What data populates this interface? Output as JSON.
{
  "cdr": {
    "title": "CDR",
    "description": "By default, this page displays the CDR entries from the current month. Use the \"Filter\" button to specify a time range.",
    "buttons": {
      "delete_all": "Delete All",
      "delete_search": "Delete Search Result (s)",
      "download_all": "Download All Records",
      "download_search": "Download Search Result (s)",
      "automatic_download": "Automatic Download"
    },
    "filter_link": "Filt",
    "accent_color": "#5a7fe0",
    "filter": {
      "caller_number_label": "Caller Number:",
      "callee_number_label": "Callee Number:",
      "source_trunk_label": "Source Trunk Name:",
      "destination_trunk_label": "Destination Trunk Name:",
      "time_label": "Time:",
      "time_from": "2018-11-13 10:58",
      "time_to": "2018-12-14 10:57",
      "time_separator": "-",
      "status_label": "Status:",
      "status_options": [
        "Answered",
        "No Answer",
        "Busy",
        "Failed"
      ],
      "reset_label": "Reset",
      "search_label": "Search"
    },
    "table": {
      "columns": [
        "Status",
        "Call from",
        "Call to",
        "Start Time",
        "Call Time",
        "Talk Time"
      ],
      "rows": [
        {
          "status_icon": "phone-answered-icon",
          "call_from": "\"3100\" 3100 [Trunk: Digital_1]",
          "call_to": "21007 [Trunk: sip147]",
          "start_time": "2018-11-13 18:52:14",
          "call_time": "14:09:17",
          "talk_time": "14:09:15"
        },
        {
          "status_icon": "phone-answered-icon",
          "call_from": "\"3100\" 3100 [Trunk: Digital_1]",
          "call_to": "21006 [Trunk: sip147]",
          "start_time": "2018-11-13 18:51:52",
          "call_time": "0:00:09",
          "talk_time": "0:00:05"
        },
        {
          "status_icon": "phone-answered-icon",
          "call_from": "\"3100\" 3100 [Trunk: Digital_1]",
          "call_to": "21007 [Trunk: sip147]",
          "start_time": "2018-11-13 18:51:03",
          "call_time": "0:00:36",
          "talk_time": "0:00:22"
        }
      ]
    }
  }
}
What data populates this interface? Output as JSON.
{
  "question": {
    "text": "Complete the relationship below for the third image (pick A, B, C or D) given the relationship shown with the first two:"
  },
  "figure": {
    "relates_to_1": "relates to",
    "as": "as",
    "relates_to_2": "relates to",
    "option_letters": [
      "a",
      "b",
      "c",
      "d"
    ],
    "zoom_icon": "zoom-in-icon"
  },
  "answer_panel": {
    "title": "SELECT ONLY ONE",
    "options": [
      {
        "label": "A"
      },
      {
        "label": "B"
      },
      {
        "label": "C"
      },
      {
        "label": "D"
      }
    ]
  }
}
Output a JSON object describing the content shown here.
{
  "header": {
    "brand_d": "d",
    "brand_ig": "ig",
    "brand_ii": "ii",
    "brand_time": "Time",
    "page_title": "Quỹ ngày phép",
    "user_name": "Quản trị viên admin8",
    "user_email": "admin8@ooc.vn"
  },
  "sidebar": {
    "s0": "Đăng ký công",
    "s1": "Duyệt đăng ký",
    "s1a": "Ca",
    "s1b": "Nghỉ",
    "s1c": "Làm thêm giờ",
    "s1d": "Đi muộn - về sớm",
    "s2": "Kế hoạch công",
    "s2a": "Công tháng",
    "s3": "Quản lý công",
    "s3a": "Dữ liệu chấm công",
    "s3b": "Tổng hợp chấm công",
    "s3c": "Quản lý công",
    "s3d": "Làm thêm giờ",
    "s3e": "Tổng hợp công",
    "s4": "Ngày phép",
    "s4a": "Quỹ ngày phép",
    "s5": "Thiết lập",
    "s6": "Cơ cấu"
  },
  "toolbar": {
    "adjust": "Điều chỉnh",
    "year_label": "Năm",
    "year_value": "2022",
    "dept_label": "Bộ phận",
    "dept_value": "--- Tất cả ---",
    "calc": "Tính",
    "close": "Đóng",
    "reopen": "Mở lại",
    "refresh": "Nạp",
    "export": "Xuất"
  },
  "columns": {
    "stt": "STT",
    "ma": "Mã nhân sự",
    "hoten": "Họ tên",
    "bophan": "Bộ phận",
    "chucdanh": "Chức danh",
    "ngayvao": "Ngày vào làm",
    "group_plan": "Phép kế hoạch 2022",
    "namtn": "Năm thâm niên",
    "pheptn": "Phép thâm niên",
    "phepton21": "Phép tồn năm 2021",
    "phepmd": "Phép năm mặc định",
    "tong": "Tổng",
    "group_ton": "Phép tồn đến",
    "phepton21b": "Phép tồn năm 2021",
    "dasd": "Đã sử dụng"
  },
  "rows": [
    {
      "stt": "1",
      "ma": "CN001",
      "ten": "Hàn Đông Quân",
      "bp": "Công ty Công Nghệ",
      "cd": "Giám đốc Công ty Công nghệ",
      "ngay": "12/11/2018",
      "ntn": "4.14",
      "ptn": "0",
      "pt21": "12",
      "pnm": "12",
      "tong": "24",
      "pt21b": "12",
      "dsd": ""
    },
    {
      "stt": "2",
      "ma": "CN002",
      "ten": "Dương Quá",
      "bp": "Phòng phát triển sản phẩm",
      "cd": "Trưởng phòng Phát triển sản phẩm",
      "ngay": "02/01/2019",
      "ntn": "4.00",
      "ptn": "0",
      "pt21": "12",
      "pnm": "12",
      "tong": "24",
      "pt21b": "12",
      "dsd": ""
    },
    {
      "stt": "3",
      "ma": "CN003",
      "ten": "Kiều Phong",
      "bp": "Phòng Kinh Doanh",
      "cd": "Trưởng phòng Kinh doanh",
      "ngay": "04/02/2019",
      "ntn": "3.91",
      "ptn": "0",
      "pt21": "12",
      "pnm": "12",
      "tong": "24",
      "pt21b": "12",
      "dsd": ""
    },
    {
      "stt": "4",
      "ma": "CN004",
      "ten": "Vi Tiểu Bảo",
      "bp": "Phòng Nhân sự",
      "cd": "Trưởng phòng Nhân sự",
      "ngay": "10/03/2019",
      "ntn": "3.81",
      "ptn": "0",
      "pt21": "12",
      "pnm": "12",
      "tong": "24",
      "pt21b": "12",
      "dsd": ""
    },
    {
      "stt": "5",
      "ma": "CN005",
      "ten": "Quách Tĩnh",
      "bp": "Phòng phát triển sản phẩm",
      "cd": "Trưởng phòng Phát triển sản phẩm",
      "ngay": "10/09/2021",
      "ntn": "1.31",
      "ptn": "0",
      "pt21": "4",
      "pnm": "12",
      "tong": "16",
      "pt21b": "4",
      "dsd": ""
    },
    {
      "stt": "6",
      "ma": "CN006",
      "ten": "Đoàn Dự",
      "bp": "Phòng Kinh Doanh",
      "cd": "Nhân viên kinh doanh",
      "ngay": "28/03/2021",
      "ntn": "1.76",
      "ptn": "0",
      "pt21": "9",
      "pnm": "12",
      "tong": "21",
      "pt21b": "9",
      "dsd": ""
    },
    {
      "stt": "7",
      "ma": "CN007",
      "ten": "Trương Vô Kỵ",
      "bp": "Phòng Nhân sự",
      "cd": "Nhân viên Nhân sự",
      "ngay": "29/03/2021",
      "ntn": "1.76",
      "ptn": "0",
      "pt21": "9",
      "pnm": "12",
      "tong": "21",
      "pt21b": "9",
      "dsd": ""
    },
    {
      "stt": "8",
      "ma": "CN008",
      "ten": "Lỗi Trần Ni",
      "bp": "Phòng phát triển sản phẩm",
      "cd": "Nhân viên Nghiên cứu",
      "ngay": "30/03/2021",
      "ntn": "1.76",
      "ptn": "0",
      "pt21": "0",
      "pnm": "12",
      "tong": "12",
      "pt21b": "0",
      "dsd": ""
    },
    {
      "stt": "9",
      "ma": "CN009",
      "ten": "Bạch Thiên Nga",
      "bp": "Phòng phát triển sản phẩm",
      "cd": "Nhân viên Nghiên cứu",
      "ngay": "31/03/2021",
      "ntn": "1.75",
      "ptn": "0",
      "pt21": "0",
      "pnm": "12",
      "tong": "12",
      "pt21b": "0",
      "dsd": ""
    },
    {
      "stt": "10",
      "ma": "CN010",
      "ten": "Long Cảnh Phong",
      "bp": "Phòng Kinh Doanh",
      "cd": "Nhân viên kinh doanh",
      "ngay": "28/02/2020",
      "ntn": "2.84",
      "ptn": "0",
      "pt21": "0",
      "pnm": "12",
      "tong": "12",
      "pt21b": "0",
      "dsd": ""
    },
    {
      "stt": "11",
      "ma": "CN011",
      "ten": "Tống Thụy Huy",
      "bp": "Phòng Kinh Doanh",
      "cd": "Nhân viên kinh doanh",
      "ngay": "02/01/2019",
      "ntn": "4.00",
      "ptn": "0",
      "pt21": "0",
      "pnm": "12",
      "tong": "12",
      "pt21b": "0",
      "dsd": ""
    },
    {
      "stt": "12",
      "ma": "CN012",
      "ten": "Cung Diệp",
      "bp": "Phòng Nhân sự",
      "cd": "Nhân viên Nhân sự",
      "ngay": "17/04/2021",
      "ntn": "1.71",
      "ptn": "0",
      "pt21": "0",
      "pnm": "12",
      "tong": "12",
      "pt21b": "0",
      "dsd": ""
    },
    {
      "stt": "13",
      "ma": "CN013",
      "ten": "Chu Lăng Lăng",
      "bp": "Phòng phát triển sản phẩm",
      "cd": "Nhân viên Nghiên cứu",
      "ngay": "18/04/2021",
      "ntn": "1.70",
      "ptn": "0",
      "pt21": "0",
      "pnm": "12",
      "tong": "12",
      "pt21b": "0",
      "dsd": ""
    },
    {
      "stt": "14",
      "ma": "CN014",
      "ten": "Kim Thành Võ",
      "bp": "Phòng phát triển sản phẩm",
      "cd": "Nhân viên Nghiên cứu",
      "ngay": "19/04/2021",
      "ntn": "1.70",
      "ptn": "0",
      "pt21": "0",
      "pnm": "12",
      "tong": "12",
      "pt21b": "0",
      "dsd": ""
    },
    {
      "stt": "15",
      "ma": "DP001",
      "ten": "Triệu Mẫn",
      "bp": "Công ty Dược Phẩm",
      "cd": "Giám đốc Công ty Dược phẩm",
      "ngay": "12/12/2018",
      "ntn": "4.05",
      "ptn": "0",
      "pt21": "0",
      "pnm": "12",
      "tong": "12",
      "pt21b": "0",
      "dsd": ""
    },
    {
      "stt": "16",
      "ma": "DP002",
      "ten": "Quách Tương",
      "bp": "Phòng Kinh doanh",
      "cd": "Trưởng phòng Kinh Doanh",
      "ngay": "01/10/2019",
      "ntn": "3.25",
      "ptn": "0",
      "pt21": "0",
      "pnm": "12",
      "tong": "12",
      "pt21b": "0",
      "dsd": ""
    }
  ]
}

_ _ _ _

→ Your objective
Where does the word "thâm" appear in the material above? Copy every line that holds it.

→ Reply
    "namtn": "Năm thâm niên",
    "pheptn": "Phép thâm niên",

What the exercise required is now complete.